The problem with the release was that Beck was the victim in the case and not an arrested suspect as it states. The press release was issued to local media outlets and eventually published in at least one. In June, Beck filed a $120,000 civil suit against the sheriff's office, Schreier, the county commissioners and the state of Maryland claiming defamation of character and injurious falsehood.
With the motions rulings last week, the county commissioners and the sheriff's department have now been dismissed as defendants in the case. Schreier filed a similar motion to dismiss, pointing out the public information officer was acting as state personnel and, therefore, immune to the suit.
'Because the plaintiff does not allege the defendant, Sgt. Schreier, acted outside the scope of his employment, with malice or gross negligence, Sgt. Schreier is immune from suit,' the motion to dismiss reads.
However, the judge denied motion to dismiss, allowing the case to move forward against the sheriff's office public information officer.
Meanwhile, a memorandum filed by the plaintiff's attorney, Pete Cosby, in answer to the county commissioners' motion to dismiss the elected officials from the case calls into the question the very need for press releases issued by law enforcement agencies. State and local law enforcement agencies routinely issue press releases to media outlets about crimes, arrests and investigations in an effort to disseminate the information to the public, but Cosby's answer to the commissioners' motion to dismiss suggests the practice is essentially useless and beneficial to no one other than the agencies that issue them.

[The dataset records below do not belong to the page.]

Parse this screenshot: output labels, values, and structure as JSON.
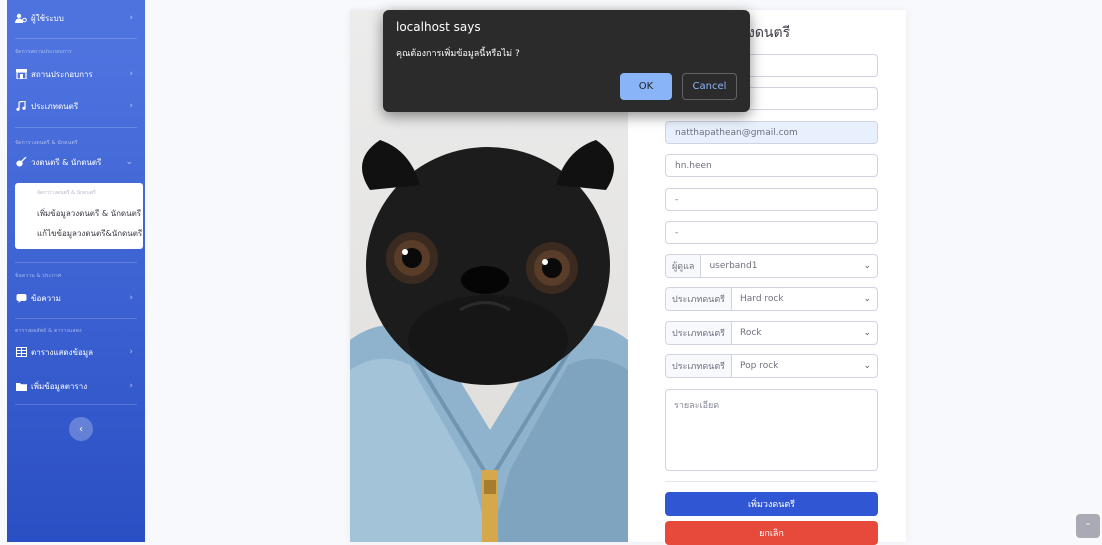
{
  "sidebar": {
    "users": "ผู้ใช้ระบบ",
    "heading_venues": "จัดการสถานประกอบการ",
    "venues": "สถานประกอบการ",
    "music_types": "ประเภทดนตรี",
    "heading_bands": "จัดการวงดนตรี & นักดนตรี",
    "bands": "วงดนตรี & นักดนตรี",
    "collapse": {
      "header": "จัดการวงดนตรี & นักดนตรี",
      "add": "เพิ่มข้อมูลวงดนตรี & นักดนตรี",
      "edit": "แก้ไขข้อมูลวงดนตรี&นักดนตรี"
    },
    "heading_messages": "ข้อความ & ประกาศ",
    "messages": "ข้อความ",
    "heading_tables": "ตารางผลลัพธ์ & ตารางแสดง",
    "table_view": "ตารางแสดงข้อมูล",
    "table_add": "เพิ่มข้อมูลตาราง",
    "toggle": "‹"
  },
  "form": {
    "title_fragment": "งดนตรี",
    "email": "natthapathean@gmail.com",
    "username": "hn.heen",
    "field5": "-",
    "field6": "-",
    "manager_label": "ผู้ดูแล",
    "manager_value": "userband1",
    "genre_label": "ประเภทดนตรี",
    "genre1": "Hard rock",
    "genre2": "Rock",
    "genre3": "Pop rock",
    "details_placeholder": "รายละเอียด",
    "submit": "เพิ่มวงดนตรี",
    "cancel": "ยกเลิก"
  },
  "dialog": {
    "title": "localhost says",
    "message": "คุณต้องการเพิ่มข้อมูลนี้หรือไม่ ?",
    "ok": "OK",
    "cancel": "Cancel"
  },
  "colors": {
    "sidebar": "#4e73df",
    "primary_button": "#3056d3",
    "danger_button": "#e74a3b",
    "dialog_ok": "#8ab4f8"
  },
  "icons": {
    "users": "user-cog-icon",
    "venues": "store-icon",
    "music": "music-note-icon",
    "bands": "guitar-icon",
    "messages": "message-icon",
    "table": "table-icon",
    "folder": "folder-icon",
    "chevron": "chevron-right-icon",
    "dropdown": "chevron-down-icon",
    "scroll_top": "chevron-up-icon"
  }
}
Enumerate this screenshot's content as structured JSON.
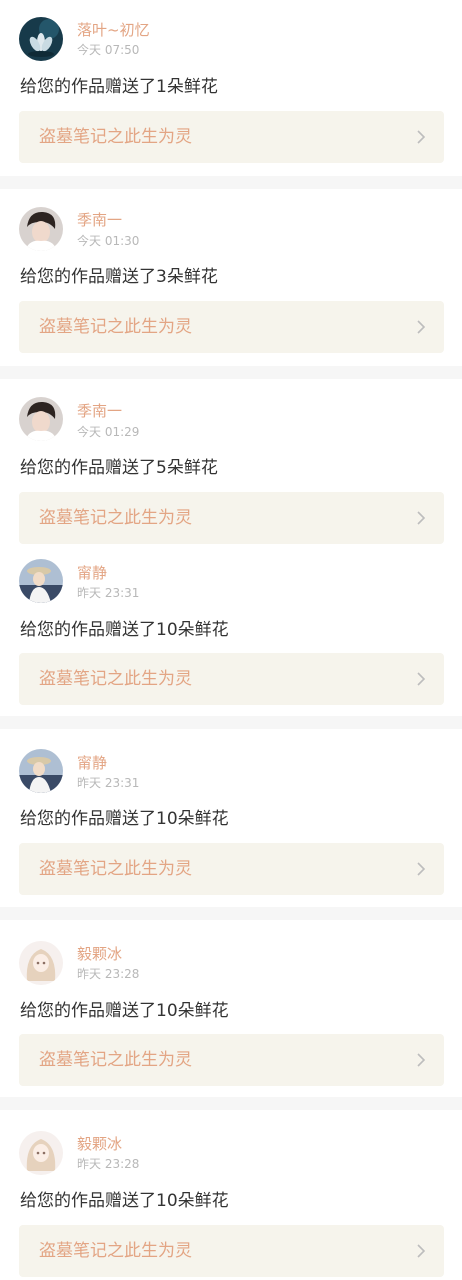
{
  "colors": {
    "accent": "#e3a584",
    "time": "#b8b8b8",
    "message": "#333333",
    "work_bg": "#f6f4ec",
    "separator": "#f6f6f6"
  },
  "notifications": [
    {
      "user": "落叶~初忆",
      "time": "今天 07:50",
      "message": "给您的作品赠送了1朵鲜花",
      "work_title": "盗墓笔记之此生为灵",
      "avatar": "lotus-avatar"
    },
    {
      "user": "季南一",
      "time": "今天 01:30",
      "message": "给您的作品赠送了3朵鲜花",
      "work_title": "盗墓笔记之此生为灵",
      "avatar": "boy-avatar"
    },
    {
      "user": "季南一",
      "time": "今天 01:29",
      "message": "给您的作品赠送了5朵鲜花",
      "work_title": "盗墓笔记之此生为灵",
      "avatar": "boy-avatar"
    },
    {
      "user": "甯静",
      "time": "昨天 23:31",
      "message": "给您的作品赠送了10朵鲜花",
      "work_title": "盗墓笔记之此生为灵",
      "avatar": "girl-hat-avatar"
    },
    {
      "user": "甯静",
      "time": "昨天 23:31",
      "message": "给您的作品赠送了10朵鲜花",
      "work_title": "盗墓笔记之此生为灵",
      "avatar": "girl-hat-avatar"
    },
    {
      "user": "毅颗冰",
      "time": "昨天 23:28",
      "message": "给您的作品赠送了10朵鲜花",
      "work_title": "盗墓笔记之此生为灵",
      "avatar": "anime-girl-avatar"
    },
    {
      "user": "毅颗冰",
      "time": "昨天 23:28",
      "message": "给您的作品赠送了10朵鲜花",
      "work_title": "盗墓笔记之此生为灵",
      "avatar": "anime-girl-avatar"
    }
  ]
}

'There is no law requiring the Sheriff's Office to issue press releases,' the answer reads. 'The county lends its name and credibility to the Worcester County Sheriff's Office, which performs hybrid services for the county. One of these hybrid services is the creation and release of press releases purporting to name people publicly who have allegedly committed crimes.'
The answer argues there is no reason for the county to issue press releases on criminal activity. It goes on to say issuing press releases on criminal arrests and investigations, such as the erroneous one that named Beck as a defendant, and not the victim, is not a governmental function, and therefore, the county and its sheriff's office should not be protected by immunity.
'These press releases are not duties imposed upon the county by law and they are, therefore, not governmental in nature,' the answer reads. 'The press releases are elective, proprietary notices that the county endorses under its name and authority. There is no benefit to the general public served by such press releases other than the satiation of the curiosity of those members of the general public prone to gossip and the self-promotion of the law enforcement agencies voluntarily reporting the alleged criminal activity.'
The general public largely relies on the local media to act as a conduit for information from its government including law enforcement, typically in the form of press releases. However, in his formal answer to the commissioners' motion to dismiss the defamation suit, Cosby suggests members of the public can find the information on their own if they so desire.
'A member of the general public who desires or needs to know about criminal activity can readily go to the official sources in the public record and be informed,' the answer reads. 'The media can do its own research and it can risk the consequences of negligent reporting.'